When asked if he thought honey would lessen the symptoms of seasonal allergies, Dr. Timothy Wong said: “it’s a bit of a complicated answer, and I don’t think you’ll get a simple yes or no.” He noted the lack of clinical trials and evidence needed to prove pollen’s efficacy in helping sufferers of seasonal allergies.
Treating Seasonal Allergies With Honey
Yes, some allergen pollens are airborne, and bees randomly collect pollen when they fly. However, allergists’ argument falls short since bees typically fly two to five miles to find nectar and pollen. In other words, components in local honey.
Andrew Cote of Andrew’s Honey in New York City explains the thinking behind using local honey as a defense against seasonal allergies originates from this logic: “If you ingest the pollens that bring you discomfort, you build up an immunity against them.”

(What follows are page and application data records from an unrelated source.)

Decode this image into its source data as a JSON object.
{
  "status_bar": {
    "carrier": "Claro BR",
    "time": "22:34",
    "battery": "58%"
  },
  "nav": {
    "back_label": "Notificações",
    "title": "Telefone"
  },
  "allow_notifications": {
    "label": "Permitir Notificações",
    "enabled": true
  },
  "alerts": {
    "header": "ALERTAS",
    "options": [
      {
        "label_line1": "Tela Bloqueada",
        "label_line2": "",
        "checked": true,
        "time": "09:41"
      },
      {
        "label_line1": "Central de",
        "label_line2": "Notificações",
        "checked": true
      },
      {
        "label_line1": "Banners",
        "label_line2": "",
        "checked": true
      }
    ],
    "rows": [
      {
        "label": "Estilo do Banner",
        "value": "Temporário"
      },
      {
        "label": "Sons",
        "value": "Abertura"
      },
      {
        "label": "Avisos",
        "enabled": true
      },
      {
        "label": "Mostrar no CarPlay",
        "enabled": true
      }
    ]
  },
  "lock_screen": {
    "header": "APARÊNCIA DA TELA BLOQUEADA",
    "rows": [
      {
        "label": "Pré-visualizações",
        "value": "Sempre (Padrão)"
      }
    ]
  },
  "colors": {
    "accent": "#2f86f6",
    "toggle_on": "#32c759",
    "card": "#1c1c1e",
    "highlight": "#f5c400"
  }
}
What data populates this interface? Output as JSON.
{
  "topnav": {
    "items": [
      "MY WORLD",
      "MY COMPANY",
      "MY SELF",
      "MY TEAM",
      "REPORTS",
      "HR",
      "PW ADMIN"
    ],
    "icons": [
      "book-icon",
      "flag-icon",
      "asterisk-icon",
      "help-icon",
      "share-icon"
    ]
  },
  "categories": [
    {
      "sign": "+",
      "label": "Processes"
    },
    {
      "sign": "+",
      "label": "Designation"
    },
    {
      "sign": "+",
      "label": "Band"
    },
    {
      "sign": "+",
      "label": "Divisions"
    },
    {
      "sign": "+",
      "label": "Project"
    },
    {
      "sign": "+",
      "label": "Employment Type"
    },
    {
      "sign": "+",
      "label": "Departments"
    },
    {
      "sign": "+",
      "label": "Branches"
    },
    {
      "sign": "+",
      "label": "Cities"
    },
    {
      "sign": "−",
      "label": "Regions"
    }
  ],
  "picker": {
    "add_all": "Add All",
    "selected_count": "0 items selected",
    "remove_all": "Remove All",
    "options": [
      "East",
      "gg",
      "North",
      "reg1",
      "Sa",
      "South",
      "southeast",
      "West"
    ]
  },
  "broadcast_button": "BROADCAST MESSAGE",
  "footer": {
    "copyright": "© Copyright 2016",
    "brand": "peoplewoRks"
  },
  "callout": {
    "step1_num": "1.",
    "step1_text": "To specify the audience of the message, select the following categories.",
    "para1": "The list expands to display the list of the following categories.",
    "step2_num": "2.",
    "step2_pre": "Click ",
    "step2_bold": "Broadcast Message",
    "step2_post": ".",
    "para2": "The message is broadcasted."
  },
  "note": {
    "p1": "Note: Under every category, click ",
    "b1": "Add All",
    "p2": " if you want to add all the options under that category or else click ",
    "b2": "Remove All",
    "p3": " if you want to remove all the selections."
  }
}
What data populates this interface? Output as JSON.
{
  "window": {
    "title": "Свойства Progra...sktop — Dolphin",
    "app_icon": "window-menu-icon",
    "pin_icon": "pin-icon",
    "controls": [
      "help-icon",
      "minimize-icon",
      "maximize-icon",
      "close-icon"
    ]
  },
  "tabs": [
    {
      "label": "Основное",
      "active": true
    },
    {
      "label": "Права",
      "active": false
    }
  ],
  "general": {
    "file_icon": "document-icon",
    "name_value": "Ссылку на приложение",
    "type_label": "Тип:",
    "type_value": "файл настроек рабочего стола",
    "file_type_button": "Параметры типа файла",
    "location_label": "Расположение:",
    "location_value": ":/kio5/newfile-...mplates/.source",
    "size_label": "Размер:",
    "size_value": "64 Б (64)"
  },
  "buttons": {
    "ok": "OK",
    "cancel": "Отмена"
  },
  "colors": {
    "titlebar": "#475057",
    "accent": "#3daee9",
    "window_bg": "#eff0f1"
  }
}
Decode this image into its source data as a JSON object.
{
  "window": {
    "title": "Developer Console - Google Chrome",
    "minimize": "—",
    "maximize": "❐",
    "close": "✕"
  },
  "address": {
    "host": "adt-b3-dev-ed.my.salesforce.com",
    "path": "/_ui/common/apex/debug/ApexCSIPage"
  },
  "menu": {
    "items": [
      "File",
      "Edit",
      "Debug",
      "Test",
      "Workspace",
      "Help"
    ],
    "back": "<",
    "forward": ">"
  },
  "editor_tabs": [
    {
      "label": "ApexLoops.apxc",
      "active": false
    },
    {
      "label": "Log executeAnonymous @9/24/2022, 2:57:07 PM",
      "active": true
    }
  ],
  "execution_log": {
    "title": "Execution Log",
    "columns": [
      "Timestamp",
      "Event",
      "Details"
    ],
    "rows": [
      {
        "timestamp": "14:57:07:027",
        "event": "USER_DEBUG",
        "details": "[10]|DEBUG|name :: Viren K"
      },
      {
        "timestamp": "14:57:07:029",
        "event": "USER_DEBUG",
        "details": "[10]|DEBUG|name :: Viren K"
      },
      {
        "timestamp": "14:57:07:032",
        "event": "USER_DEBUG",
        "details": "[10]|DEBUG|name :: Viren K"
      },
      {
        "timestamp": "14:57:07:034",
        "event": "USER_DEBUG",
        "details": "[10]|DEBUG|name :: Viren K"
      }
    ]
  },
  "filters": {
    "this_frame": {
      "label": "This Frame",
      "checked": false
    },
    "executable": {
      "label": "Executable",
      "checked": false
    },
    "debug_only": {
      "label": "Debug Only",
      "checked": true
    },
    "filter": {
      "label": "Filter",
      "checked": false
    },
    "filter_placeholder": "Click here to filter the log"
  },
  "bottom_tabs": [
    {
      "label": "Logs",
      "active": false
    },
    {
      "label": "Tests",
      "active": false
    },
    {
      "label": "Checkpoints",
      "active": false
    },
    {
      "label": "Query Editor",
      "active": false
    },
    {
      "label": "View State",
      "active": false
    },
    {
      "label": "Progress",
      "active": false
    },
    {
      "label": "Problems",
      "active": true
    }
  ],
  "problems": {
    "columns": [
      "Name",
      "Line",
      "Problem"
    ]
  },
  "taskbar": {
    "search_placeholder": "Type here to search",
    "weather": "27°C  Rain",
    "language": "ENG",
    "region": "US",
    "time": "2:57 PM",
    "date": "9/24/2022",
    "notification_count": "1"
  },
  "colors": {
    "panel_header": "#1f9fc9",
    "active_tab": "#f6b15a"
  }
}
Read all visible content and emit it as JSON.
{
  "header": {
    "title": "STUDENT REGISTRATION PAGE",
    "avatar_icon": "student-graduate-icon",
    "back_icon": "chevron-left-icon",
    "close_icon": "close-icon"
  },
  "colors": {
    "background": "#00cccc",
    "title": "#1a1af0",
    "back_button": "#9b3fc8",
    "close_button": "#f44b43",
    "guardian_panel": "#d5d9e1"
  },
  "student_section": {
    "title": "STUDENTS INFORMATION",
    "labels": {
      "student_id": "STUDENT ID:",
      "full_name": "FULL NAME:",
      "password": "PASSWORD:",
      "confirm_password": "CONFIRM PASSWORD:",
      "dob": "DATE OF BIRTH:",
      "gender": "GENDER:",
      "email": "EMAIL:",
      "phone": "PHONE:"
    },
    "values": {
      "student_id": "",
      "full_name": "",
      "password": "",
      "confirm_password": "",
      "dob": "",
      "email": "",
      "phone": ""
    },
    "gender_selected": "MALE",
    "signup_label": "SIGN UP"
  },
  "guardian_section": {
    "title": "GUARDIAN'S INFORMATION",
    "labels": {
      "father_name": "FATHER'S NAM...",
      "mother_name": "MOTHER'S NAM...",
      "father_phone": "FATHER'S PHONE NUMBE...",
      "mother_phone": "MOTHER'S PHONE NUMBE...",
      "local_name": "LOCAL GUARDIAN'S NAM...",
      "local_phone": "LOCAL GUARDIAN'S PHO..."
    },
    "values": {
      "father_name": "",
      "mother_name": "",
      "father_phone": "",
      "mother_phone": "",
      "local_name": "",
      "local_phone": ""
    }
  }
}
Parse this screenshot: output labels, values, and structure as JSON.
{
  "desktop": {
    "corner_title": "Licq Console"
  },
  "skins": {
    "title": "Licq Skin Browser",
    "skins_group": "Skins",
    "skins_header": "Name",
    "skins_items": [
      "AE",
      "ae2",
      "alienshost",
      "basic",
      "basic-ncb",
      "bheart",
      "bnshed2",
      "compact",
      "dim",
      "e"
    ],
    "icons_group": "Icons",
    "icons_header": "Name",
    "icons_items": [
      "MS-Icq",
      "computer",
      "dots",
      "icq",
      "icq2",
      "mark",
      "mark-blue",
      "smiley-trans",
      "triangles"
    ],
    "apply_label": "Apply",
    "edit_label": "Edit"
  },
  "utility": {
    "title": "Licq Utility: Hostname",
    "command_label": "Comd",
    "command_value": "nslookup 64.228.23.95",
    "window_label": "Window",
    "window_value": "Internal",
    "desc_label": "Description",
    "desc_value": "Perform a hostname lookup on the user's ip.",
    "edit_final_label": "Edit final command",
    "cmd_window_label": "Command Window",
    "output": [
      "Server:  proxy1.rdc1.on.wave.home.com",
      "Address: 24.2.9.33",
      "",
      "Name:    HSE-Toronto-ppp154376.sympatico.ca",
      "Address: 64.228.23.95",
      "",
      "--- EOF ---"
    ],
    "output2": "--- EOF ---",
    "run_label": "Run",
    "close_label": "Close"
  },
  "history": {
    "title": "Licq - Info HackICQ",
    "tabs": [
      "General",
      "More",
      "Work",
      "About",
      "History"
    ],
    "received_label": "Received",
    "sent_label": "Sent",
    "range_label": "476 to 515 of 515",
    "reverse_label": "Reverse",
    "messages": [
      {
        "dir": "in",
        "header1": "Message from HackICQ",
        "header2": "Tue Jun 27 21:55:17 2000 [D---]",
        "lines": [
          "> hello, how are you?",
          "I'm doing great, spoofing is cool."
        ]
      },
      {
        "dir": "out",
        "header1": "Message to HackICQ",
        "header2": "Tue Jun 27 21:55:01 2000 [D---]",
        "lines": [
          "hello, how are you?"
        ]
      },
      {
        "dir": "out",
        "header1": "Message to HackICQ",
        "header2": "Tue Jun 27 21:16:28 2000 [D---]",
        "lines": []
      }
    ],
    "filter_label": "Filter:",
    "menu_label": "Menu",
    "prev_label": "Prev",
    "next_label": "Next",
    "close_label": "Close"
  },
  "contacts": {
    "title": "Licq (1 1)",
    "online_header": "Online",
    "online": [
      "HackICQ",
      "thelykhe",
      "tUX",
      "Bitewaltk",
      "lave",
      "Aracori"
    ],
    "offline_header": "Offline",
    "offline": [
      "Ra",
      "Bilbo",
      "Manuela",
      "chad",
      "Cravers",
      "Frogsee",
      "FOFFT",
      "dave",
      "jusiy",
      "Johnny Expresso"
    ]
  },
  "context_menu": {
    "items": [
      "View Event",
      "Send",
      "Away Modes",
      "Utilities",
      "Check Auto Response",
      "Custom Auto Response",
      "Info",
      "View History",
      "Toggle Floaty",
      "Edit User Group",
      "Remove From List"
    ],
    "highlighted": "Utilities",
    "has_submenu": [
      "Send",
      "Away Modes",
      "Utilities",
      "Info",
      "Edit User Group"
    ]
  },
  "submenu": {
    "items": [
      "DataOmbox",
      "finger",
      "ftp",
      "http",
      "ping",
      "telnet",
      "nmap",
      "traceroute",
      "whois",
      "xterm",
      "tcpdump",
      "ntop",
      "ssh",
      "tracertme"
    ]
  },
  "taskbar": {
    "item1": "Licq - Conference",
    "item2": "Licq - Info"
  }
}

When choosing raw and unpasteurized honey, it should come from community flowers, trees, and weeds where a person with seasonal allergies lives. Start with one teaspoon a day, gradually increasing until reaching one tablespoon of honey for every 50 pounds of a person’s weight.
BCB Honey says, “You can divide the dose throughout the day as desired through the allergy season.” They suggest starting to eat honey one week before seasonal allergies begin. However, Cote advises people to start up to four weeks before allergy season.
- People with diabetes and bee sting allergies should consult a naturopathic doctor. These doctors combine Western science, natural therapies, and holistic methods to treat health conditions. They can answer questions about using local honey and pollen to relieve seasonal allergies.
- The Centers for Disease Control and Prevention (CDC) warns that “honey can contain the bacteria that cause infant botulism, so do not feed honey to children younger than 12 months.”
Written by Cathy Milne-Ware
CNBC: Myth or fact? Eating local honey can cure seasonal allergies: ‘It’s a complicated answer,’ doctor says; by Renee Onque
BCB Honey Farm: Benefits of Raw, Unpasteurized Local Honey for Seasonal Allergies
National Library of Medicine: Ingestion of honey improves the symptoms of allergic rhinitis: evidence from a randomized placebo-controlled trial in the East Coast of Peninsular; by Ahmad, Mohd Z., Jihan Wan Din, Wan S., Che Hussin, Che M., and Ishlah Leman
VeryWell Health: Honey for Allergies and Asthma; by Daniel More, MD, and Medically Reviewed by Jurairat J. Molina, MD